hoist the engine out slowly and check very often for things still attached to it e.g. power steering hoses, earth leads and fuel lines. the engine will come out with patients but you will need someone to help you in pushing the car back and farwards when the engines at the correct height
so with the engine and gear box finaly out in one piece i reconnected its throttle body and any other parts that could go on it for safe keeping and then i pushed the car out of the shed and washed off its 20years of road grime out of the engine bay.
so after a fair bit of stuffing round with the transport company the front cut should definatly be hear tomorrow and i will have a keen crack at putting it in.
i am a little bit worried about the wiring so if anyone has any information they can email would be great. if i can get the car to start and run i might take it to an auto elec to do the rest and tidy it up. maybe.

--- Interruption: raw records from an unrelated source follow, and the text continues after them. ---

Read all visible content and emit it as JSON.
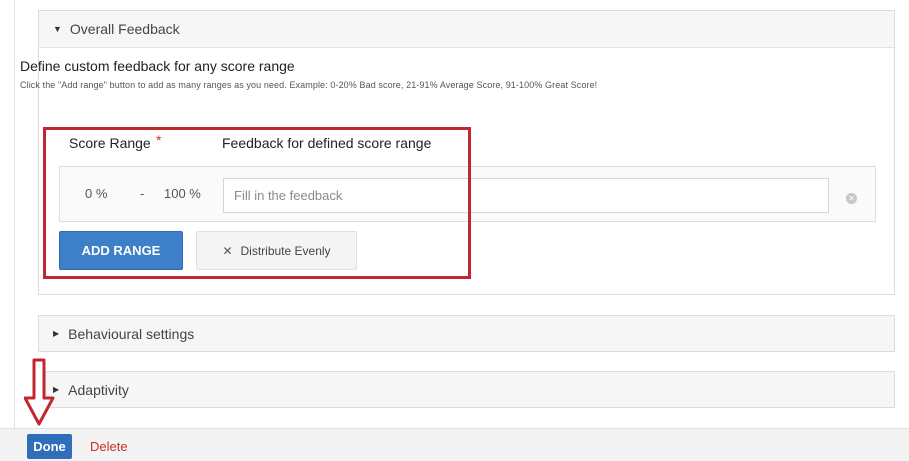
{
  "overall_feedback": {
    "header": "Overall Feedback",
    "title": "Define custom feedback for any score range",
    "hint": "Click the \"Add range\" button to add as many ranges as you need. Example: 0-20% Bad score, 21-91% Average Score, 91-100% Great Score!",
    "col_score_range": "Score Range",
    "required_mark": "*",
    "col_feedback": "Feedback for defined score range",
    "range": {
      "from": "0 %",
      "separator": "-",
      "to": "100 %",
      "placeholder": "Fill in the feedback",
      "value": ""
    },
    "add_range_label": "ADD RANGE",
    "distribute_label": "Distribute Evenly"
  },
  "sections": {
    "behavioural": "Behavioural settings",
    "adaptivity": "Adaptivity"
  },
  "footer": {
    "done_label": "Done",
    "delete_label": "Delete"
  },
  "icons": {
    "expanded": "caret-down-icon",
    "collapsed": "caret-right-icon",
    "remove": "remove-circle-icon",
    "distribute": "close-x-icon"
  },
  "colors": {
    "primary": "#3d7fc9",
    "danger": "#c9302c",
    "annotation": "#c1272d"
  }
}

It’s been a while since my last post but things are still moving along. I finally got the front cut and it’s a JZZ30 with a rear sump and looks in fairly good condition except that the front had been cut off it and significant damage had occurred to some of the wiring as so it had been taped up but still looks messy and discouraging. I got the front cut from Jap Auto Imports in Melbourne at a very reasonable price and I got to work on it as soon as I could. I had never seen a 1JZ engine before and to have a good look at it is really quiet inspiring by the way it is made and works. The turbo piping and set up is simply a work of art.

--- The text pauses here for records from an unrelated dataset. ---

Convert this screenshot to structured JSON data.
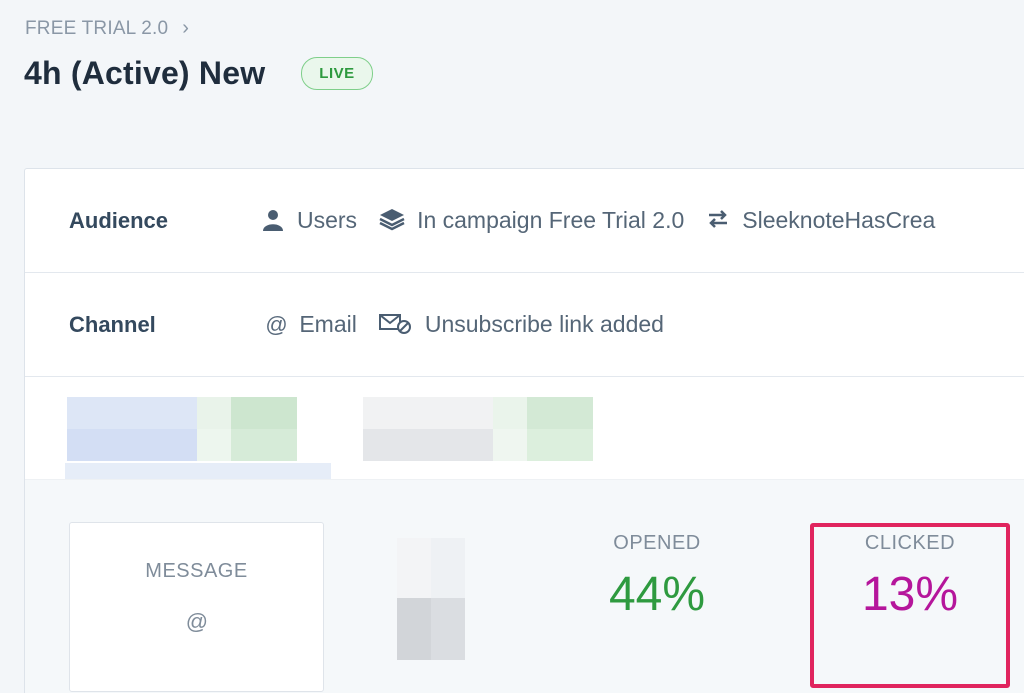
{
  "breadcrumb": {
    "label": "FREE TRIAL 2.0"
  },
  "header": {
    "title": "4h (Active) New",
    "status_badge": "LIVE"
  },
  "audience": {
    "label": "Audience",
    "items": [
      {
        "icon": "user-icon",
        "text": "Users"
      },
      {
        "icon": "layers-icon",
        "text": "In campaign Free Trial 2.0"
      },
      {
        "icon": "swap-arrows-icon",
        "text": "SleeknoteHasCrea"
      }
    ]
  },
  "channel": {
    "label": "Channel",
    "items": [
      {
        "icon": "at-icon",
        "text": "Email"
      },
      {
        "icon": "unsubscribe-icon",
        "text": "Unsubscribe link added"
      }
    ]
  },
  "stats": {
    "message": {
      "label": "MESSAGE",
      "icon": "@"
    },
    "opened": {
      "label": "OPENED",
      "value": "44%",
      "color": "#2e9a3f"
    },
    "clicked": {
      "label": "CLICKED",
      "value": "13%",
      "color": "#b5169b"
    },
    "highlight_color": "#e0245e"
  }
}
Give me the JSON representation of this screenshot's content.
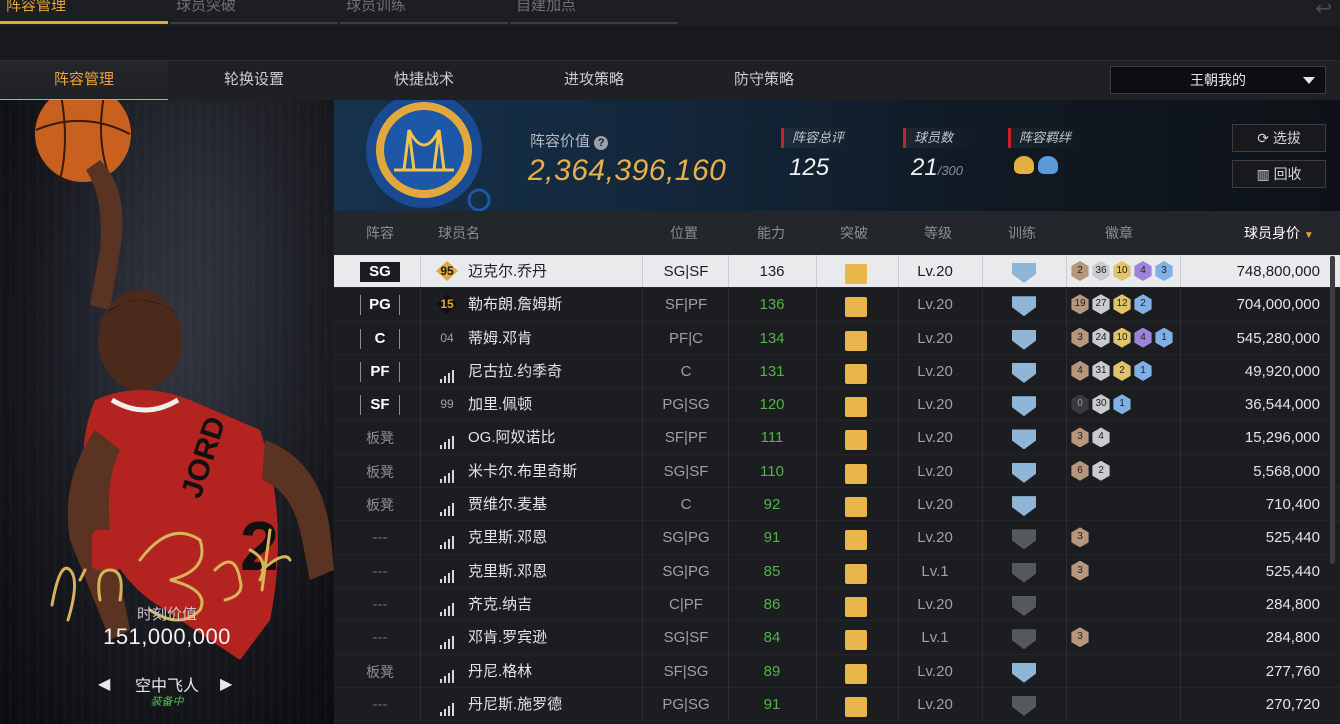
{
  "top_tabs": [
    {
      "label": "阵容管理",
      "active": true
    },
    {
      "label": "球员突破",
      "active": false
    },
    {
      "label": "球员训练",
      "active": false
    },
    {
      "label": "自建加点",
      "active": false
    }
  ],
  "sub_tabs": [
    {
      "label": "阵容管理",
      "active": true
    },
    {
      "label": "轮换设置",
      "active": false
    },
    {
      "label": "快捷战术",
      "active": false
    },
    {
      "label": "进攻策略",
      "active": false
    },
    {
      "label": "防守策略",
      "active": false
    }
  ],
  "team_select": {
    "value": "王朝我的"
  },
  "hero": {
    "moment_label": "时刻价值",
    "moment_value": "151,000,000",
    "card_name": "空中飞人",
    "equipped": "装备中",
    "signature": "I'm Back"
  },
  "banner": {
    "value_label": "阵容价值",
    "value": "2,364,396,160",
    "rating_label": "阵容总评",
    "rating": "125",
    "players_label": "球员数",
    "players": "21",
    "players_max": "/300",
    "bond_label": "阵容羁绊",
    "btn_select": "选拔",
    "btn_recycle": "回收"
  },
  "table": {
    "headers": {
      "lineup": "阵容",
      "name": "球员名",
      "position": "位置",
      "ability": "能力",
      "breakthrough": "突破",
      "level": "等级",
      "training": "训练",
      "badges": "徽章",
      "price": "球员身价"
    },
    "rows": [
      {
        "slot": "SG",
        "slot_type": "starter",
        "num": "95",
        "num_style": "gold",
        "name": "迈克尔.乔丹",
        "pos": "SG|SF",
        "ability": "136",
        "level": "Lv.20",
        "training": "blue",
        "badges": [
          [
            "bronze",
            "2"
          ],
          [
            "silver",
            "36"
          ],
          [
            "gold",
            "10"
          ],
          [
            "purple",
            "4"
          ],
          [
            "blue",
            "3"
          ]
        ],
        "price": "748,800,000",
        "selected": true
      },
      {
        "slot": "PG",
        "slot_type": "starter",
        "num": "15",
        "num_style": "dark",
        "name": "勒布朗.詹姆斯",
        "pos": "SF|PF",
        "ability": "136",
        "level": "Lv.20",
        "training": "blue",
        "badges": [
          [
            "bronze",
            "19"
          ],
          [
            "silver",
            "27"
          ],
          [
            "gold",
            "12"
          ],
          [
            "blue",
            "2"
          ]
        ],
        "price": "704,000,000"
      },
      {
        "slot": "C",
        "slot_type": "starter",
        "num": "04",
        "num_style": "plain",
        "name": "蒂姆.邓肯",
        "pos": "PF|C",
        "ability": "134",
        "level": "Lv.20",
        "training": "blue",
        "badges": [
          [
            "bronze",
            "3"
          ],
          [
            "silver",
            "24"
          ],
          [
            "gold",
            "10"
          ],
          [
            "purple",
            "4"
          ],
          [
            "blue",
            "1"
          ]
        ],
        "price": "545,280,000"
      },
      {
        "slot": "PF",
        "slot_type": "starter",
        "num": "",
        "num_style": "signal",
        "name": "尼古拉.约季奇",
        "pos": "C",
        "ability": "131",
        "level": "Lv.20",
        "training": "blue",
        "badges": [
          [
            "bronze",
            "4"
          ],
          [
            "silver",
            "31"
          ],
          [
            "gold",
            "2"
          ],
          [
            "blue",
            "1"
          ]
        ],
        "price": "49,920,000"
      },
      {
        "slot": "SF",
        "slot_type": "starter",
        "num": "99",
        "num_style": "plain",
        "name": "加里.佩顿",
        "pos": "PG|SG",
        "ability": "120",
        "level": "Lv.20",
        "training": "blue",
        "badges": [
          [
            "black",
            "0"
          ],
          [
            "silver",
            "30"
          ],
          [
            "blue",
            "1"
          ]
        ],
        "price": "36,544,000"
      },
      {
        "slot": "板凳",
        "slot_type": "bench",
        "num": "",
        "num_style": "signal",
        "name": "OG.阿奴诺比",
        "pos": "SF|PF",
        "ability": "111",
        "level": "Lv.20",
        "training": "blue",
        "badges": [
          [
            "bronze",
            "3"
          ],
          [
            "silver",
            "4"
          ]
        ],
        "price": "15,296,000"
      },
      {
        "slot": "板凳",
        "slot_type": "bench",
        "num": "",
        "num_style": "signal",
        "name": "米卡尔.布里奇斯",
        "pos": "SG|SF",
        "ability": "110",
        "level": "Lv.20",
        "training": "blue",
        "badges": [
          [
            "bronze",
            "6"
          ],
          [
            "silver",
            "2"
          ]
        ],
        "price": "5,568,000"
      },
      {
        "slot": "板凳",
        "slot_type": "bench",
        "num": "",
        "num_style": "signal",
        "name": "贾维尔.麦基",
        "pos": "C",
        "ability": "92",
        "level": "Lv.20",
        "training": "blue",
        "badges": [],
        "price": "710,400"
      },
      {
        "slot": "---",
        "slot_type": "none",
        "num": "",
        "num_style": "signal",
        "name": "克里斯.邓恩",
        "pos": "SG|PG",
        "ability": "91",
        "level": "Lv.20",
        "training": "grey",
        "badges": [
          [
            "bronze",
            "3"
          ]
        ],
        "price": "525,440"
      },
      {
        "slot": "---",
        "slot_type": "none",
        "num": "",
        "num_style": "signal",
        "name": "克里斯.邓恩",
        "pos": "SG|PG",
        "ability": "85",
        "level": "Lv.1",
        "training": "grey",
        "badges": [
          [
            "bronze",
            "3"
          ]
        ],
        "price": "525,440"
      },
      {
        "slot": "---",
        "slot_type": "none",
        "num": "",
        "num_style": "signal",
        "name": "齐克.纳吉",
        "pos": "C|PF",
        "ability": "86",
        "level": "Lv.20",
        "training": "grey",
        "badges": [],
        "price": "284,800"
      },
      {
        "slot": "---",
        "slot_type": "none",
        "num": "",
        "num_style": "signal",
        "name": "邓肯.罗宾逊",
        "pos": "SG|SF",
        "ability": "84",
        "level": "Lv.1",
        "training": "grey",
        "badges": [
          [
            "bronze",
            "3"
          ]
        ],
        "price": "284,800"
      },
      {
        "slot": "板凳",
        "slot_type": "bench",
        "num": "",
        "num_style": "signal",
        "name": "丹尼.格林",
        "pos": "SF|SG",
        "ability": "89",
        "level": "Lv.20",
        "training": "blue",
        "badges": [],
        "price": "277,760"
      },
      {
        "slot": "---",
        "slot_type": "none",
        "num": "",
        "num_style": "signal",
        "name": "丹尼斯.施罗德",
        "pos": "PG|SG",
        "ability": "91",
        "level": "Lv.20",
        "training": "grey",
        "badges": [],
        "price": "270,720"
      }
    ]
  }
}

The engine was disconnected from the front cut along with the transmission much the same as the last engine come out. While getting the front cut out of the trailer I broke both the front engine mounts. Do not lift front cut by the engine hooks! Everything was labelled as it come out and the wiring was disconnected from the computer and is still intact with the engine to reduce work later.
A problem I am having is with the air conditioning. I had originally hoped to leave the old air conditioner compressor connected to the car and then connect it to the new engine so I wouldn’t have to replace the gas and mess around. However the widths of the pulleys are different and it would be a lot of work making the old compressor fit the new engine. The new compressor is going to be attached later with new hoses so it’s all sweet.
The only real modification I have done so far is the rear cross member that holds the gearbox in place. I measured up the old one and then tried to simply swap the bottom parts but that would have made the gear box sit too low. So a stainless plate was welded on top of it with holes drilled in the appropriate places and to the correct measurements of the old transmission. When measured up it was exactly the same position as the old one and the front engine mounts sit the same distance from the spline as the old one did. What was even better was that the front engine mounts where already the correct distance apart and the tail shaft fits its new transmission spline without having to change anything, this was something I dreaded would have to be done as they might have been different.
As you can see by the rubbish that has blown into the shed we have had some pretty dreadful weather which hasn’t aloud me as much time to work on it as I would have liked.
After checking some more compatible components of the car e.g. fuel lines and power steering the engine is ready to go in. I started to try to put the engine in by hoisting it up but it is really a two man job to get it to angle right and to roll the car into its right places. I put the engine safely back on its truck tyre engine stand to have another attempt when I have better day light and some help.
Hope to have more done soon and a few more posts hopefully not as much of a break this time.